by Mark Nobes, chief editor

For this post, I'm going to be taking a look back at some of the British comedy duos that were on our TV screens back in the 1980s. You may have loved them or loathed them, but you will certainly remember them!
My favourite pairings were The Two Ronnies and Alas Smith & Jones, and although Laurel and Hardy had both passed away by the time I was born, the repeats of their brilliant comedy films from the 1920s and 30s graced our screens throughout the 70s and into the 80s. You can read about all of these on separate pages on this site. So let's takes a look at a few more of them...

Morecambe & Wise

Eric Morecambe and Ernie Wise are, no doubt, the best known comedy duo to feature on this page, and anyone who grew-up in the 60s, 70s and 80s will certainly remember their comedy shows, which are still being repeated today. The Morecambe & Wise Show aired on BBC1 from 1968 until 1977, before moving to ITV (Thames Television) from 1978 to 1983. You may also remember their Radio 2 show which aired from 1975 to 1978. 

Eric played the bumbling comic, with Ernie being the straight man. Each of their shows featured a well-known guest star, comedy sketches and a comedy dance or musical routine - one of the funniest and best-known routines was when they performed Singing in the Rain, with poor Eric getting several soakings!

The duo also made four feature films, although they were panned by many critics. These were The Intelligence Man (1965), That Riviera Touch (1966), The Magnificent Two (1967) and Night Train To Murder (1985). Despite being completed in late 1983, the movie was not shown until Jan 3rd 1985 on ITV, after Eric Morecambe's sad death on 29th May 1984. 

Morecambe and Wise

"Morecambe and Wise" by Père Ubu is licensed with CC BY-NC 2.0. To view a copy of this license, visit https://creativecommons.org/licenses/by-nc/2.0/


Gareth Hale and Norman Pace first appeared on our TV screen on a one-off Christmas '86 show for LWT. They were so successful that they were given their own TV series which ran for ten years from 1988 until 1998. Before this, the duo had a successful radio series on Radio 4, and also worked the clubs as a comedy band.

Their outrageous style of comedy was definitely very different to what we have grown used to in the 70s, so much so that they were definitely not suitable for being shown before the watershed! Indeed, the 80s saw a whole new wave of alternative comedy styles appearing on mainstream TV.

Hale & Pace were usually screened at 10pm on a Sunday night, and some of their sketches proved to be rather controversial - this probably contributed to higher viewing figures!

One of their most controversial sketches involved putting a cat into a microwave - not a real one, of course!


This video clip is from the eighties BBC TV series The Krankies Electronik Komic.

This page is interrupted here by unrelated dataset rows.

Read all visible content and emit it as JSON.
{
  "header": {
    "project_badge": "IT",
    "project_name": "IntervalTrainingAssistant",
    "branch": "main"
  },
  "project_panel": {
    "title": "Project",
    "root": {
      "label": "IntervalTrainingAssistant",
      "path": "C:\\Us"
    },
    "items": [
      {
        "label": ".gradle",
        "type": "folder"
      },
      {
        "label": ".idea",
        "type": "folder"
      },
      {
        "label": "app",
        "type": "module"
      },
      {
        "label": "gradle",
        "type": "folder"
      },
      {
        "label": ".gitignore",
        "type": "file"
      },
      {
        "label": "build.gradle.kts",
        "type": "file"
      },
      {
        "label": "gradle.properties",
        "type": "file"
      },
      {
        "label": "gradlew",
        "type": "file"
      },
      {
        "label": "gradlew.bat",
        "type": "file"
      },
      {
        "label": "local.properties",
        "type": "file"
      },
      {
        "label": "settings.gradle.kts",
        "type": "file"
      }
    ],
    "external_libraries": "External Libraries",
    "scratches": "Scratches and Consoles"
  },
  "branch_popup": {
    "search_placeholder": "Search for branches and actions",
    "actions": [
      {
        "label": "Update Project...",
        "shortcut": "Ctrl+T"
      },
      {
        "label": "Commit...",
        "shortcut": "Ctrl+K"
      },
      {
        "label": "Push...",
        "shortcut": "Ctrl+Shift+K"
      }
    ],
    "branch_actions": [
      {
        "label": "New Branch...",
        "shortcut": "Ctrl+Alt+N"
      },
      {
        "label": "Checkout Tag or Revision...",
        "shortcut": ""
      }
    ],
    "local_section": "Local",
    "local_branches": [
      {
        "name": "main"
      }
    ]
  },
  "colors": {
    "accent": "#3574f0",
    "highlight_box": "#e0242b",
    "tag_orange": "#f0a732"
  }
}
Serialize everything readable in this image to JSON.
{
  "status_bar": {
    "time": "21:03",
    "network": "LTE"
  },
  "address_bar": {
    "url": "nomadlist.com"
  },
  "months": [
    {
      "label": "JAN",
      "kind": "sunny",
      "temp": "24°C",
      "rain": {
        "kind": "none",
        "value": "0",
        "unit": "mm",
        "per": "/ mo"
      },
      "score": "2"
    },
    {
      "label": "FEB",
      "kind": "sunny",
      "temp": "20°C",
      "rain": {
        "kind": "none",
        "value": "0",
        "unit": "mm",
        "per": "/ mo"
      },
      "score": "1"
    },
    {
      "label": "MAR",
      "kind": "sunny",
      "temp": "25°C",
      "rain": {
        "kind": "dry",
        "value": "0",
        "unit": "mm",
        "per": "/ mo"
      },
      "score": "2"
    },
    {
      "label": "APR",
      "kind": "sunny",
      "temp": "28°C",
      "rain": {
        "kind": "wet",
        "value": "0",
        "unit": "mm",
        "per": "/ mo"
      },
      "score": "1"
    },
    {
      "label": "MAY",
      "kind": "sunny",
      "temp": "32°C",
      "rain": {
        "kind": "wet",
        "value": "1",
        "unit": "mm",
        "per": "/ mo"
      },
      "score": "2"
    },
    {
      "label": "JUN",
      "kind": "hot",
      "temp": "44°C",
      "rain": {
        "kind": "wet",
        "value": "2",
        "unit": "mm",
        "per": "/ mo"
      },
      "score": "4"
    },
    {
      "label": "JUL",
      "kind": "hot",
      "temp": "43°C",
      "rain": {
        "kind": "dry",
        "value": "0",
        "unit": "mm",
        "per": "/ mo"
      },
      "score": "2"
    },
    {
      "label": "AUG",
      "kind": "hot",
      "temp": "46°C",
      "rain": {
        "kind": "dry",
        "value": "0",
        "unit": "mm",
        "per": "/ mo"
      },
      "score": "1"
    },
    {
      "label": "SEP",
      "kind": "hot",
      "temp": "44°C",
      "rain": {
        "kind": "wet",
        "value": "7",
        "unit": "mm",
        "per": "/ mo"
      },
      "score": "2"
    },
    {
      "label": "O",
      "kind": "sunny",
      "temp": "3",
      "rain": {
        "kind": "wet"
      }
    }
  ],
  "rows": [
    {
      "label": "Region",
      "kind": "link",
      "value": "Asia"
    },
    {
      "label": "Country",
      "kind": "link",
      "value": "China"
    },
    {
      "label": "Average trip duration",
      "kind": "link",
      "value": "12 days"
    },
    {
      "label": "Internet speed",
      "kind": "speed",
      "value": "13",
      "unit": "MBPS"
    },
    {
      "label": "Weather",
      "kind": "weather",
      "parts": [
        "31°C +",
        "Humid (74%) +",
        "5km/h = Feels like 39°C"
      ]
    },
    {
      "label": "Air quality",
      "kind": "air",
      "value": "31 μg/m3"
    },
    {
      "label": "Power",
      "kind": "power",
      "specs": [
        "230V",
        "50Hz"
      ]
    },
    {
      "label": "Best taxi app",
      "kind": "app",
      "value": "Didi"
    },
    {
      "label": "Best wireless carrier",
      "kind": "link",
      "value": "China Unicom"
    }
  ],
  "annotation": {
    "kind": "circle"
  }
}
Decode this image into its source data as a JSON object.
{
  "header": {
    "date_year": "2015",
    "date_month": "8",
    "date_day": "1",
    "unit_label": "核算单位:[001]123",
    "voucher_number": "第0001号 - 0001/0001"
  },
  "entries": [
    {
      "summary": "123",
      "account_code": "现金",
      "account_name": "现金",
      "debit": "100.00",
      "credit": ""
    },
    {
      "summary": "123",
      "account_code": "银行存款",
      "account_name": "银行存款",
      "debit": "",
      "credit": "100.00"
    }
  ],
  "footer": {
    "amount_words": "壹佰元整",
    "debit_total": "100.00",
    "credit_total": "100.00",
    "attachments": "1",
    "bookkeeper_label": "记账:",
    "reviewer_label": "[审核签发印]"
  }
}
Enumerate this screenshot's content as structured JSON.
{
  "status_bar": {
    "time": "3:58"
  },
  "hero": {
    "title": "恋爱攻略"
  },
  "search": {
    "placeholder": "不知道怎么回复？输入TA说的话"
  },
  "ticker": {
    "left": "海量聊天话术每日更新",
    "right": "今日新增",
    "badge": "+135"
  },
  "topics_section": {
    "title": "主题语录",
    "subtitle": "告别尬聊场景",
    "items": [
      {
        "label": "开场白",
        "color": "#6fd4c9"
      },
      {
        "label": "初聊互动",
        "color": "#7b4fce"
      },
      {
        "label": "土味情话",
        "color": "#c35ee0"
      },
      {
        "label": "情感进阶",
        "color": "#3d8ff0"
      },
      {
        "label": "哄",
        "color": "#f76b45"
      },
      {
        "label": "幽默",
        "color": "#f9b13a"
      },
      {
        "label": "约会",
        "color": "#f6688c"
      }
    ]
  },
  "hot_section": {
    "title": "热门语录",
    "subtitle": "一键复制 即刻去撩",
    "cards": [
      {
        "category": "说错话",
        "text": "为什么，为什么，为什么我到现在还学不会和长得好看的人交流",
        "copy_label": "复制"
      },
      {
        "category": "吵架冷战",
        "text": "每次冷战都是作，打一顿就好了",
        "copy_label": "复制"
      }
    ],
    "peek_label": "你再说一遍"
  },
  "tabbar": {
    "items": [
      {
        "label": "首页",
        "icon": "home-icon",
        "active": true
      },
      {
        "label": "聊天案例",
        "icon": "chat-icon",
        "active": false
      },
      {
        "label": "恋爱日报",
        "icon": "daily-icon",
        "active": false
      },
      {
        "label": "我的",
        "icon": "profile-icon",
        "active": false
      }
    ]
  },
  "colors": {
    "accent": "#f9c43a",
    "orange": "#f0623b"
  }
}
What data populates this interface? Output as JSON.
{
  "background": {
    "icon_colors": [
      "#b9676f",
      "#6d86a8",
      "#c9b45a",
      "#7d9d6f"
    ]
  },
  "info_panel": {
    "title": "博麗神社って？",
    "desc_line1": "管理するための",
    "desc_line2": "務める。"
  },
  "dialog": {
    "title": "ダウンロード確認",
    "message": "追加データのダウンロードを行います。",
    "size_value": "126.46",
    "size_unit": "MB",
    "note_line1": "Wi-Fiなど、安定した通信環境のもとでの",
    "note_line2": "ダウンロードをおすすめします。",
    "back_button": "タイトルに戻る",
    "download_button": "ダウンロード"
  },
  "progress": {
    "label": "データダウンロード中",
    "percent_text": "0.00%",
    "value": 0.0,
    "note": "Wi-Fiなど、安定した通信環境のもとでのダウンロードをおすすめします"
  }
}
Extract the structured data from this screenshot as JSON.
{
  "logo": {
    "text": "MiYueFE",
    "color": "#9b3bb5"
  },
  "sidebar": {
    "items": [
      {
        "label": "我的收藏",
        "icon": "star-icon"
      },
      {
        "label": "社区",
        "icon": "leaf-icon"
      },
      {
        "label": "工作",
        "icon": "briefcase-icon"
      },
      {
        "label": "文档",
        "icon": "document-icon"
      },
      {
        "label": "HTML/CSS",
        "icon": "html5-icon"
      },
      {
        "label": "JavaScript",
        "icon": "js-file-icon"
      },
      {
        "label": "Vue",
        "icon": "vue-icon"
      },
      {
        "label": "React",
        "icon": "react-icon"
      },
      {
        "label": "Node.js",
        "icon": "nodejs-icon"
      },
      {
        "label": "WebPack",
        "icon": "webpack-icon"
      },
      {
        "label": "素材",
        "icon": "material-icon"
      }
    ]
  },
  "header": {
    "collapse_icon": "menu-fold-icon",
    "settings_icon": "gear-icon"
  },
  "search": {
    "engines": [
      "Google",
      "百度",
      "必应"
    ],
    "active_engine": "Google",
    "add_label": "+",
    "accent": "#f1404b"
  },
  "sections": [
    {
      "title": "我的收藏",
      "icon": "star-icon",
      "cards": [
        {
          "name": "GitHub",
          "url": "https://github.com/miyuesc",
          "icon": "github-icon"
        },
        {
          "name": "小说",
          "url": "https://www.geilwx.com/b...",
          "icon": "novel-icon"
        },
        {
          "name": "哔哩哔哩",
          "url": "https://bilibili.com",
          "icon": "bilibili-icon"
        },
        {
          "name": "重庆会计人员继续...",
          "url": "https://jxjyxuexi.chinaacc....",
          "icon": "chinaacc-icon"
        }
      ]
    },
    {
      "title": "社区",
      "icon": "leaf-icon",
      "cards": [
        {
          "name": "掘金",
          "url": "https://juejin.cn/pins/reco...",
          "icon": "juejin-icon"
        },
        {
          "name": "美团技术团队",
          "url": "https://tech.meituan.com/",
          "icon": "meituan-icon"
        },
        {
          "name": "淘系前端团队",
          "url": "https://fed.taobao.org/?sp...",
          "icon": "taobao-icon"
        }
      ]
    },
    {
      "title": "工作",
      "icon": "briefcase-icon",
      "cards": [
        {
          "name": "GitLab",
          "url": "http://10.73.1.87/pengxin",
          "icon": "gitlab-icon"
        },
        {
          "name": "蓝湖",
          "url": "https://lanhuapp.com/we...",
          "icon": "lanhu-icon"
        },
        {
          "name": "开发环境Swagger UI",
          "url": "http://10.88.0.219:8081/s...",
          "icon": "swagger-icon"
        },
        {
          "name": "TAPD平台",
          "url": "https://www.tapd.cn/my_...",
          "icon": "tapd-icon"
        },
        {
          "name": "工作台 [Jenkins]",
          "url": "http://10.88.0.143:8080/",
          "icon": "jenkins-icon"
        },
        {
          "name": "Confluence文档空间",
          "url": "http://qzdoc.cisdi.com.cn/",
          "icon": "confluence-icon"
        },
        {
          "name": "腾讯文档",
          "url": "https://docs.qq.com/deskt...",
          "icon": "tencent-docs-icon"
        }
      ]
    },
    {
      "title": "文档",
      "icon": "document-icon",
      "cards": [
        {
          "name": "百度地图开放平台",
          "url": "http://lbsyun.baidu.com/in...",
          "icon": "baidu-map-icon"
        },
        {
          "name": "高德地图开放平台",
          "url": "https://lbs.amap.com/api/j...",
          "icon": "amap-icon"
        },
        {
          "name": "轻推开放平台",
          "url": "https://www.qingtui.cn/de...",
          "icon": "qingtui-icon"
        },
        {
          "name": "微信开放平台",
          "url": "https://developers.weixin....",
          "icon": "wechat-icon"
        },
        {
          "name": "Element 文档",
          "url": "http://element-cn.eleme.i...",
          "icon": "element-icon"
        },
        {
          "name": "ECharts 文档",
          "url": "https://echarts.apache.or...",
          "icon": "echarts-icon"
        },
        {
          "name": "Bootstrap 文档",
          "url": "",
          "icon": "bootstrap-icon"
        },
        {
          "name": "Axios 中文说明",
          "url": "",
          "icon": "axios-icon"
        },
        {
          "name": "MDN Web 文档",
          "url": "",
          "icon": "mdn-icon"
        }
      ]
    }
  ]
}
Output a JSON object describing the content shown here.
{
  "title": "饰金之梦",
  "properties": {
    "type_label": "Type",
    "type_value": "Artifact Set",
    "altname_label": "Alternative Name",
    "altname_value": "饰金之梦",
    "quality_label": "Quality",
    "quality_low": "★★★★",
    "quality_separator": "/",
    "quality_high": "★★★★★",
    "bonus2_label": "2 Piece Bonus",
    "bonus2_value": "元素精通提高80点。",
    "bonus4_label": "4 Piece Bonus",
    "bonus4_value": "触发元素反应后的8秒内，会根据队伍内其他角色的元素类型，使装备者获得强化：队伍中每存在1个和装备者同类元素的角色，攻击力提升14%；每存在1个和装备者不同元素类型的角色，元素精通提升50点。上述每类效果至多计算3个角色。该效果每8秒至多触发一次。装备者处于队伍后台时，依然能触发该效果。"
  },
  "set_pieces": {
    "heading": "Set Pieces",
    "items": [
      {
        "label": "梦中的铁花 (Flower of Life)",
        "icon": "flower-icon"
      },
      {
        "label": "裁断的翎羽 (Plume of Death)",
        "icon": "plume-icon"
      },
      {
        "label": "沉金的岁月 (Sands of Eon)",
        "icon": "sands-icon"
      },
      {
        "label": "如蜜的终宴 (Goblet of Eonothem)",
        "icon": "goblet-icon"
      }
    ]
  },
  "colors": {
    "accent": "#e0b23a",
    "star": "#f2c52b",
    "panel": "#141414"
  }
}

The Krankies were husband and wife Janette and Ian Tough. This Scottish duo appeared regularly on UK TV screens throughout the 80's until 1991, when they went into semi-retirement, mainly appearing in pantomime. They still do pantomime today, and appeared on the Paul O' Grady Show in 2008.

There catchphrase was "Fan'dabi'dozi", and they actually released a single using the catchphrase as the title in 1981. Sadly for them (gladly for everyone else!) it only reached No.46 in the UK charts. Go to the "Worst Songs Of The 80s" page.        

You may remember their BBC TV series The Krankies Electronik Komic.

The Krankies Annual 1983


The Krankies in the 1980s
Wee Jimmy Krankie (left) and Jimmy Krankie at Stanah County Primary School in Thornton, Lancashire, in the 1980s. By Dudesleeper (Own work) [CC BY-SA 3.0], via Wikimedia Commons



Little and Large

Little and Large were never considered to be in the same league as The Two Ronnies or Morecambe and Wise. The critics gave them a hard time, but they still managed to appear on our TV screens with their own show for 14 years, which was a pretty decent innings.

Syd Little and Eddie Large first appeared on our TV screens on Opportunity Knocks, before they were given their own TV show on ITV through Thames Television in 1977.

In 1978, they moved over to BBC1 where their show ran from 1978 until 1991. Like so many 70s and 80s comedians, their brand of humour had become too dated, and a whole crop of new, cutting-edge (and foul-mouthed) comedians began to take over the TV screens during the 1990s.

Syd and Eddie were ideal entertainment for the family to watch together on a Saturday teatime during the 70s and 80s. The large guy pushing the thin guy around routine had been done before (comedy legends Laurel and Hardy spring to mind), but it worked for them and gave them many years of success.

Photograph of Susie Silvey with Little and Large in the 1980s

Little and Large with actress, dancer and model Susan "Susie" Silvey in the 1980s. Public Domain image.

Syd Little and Eddie Large in the 80s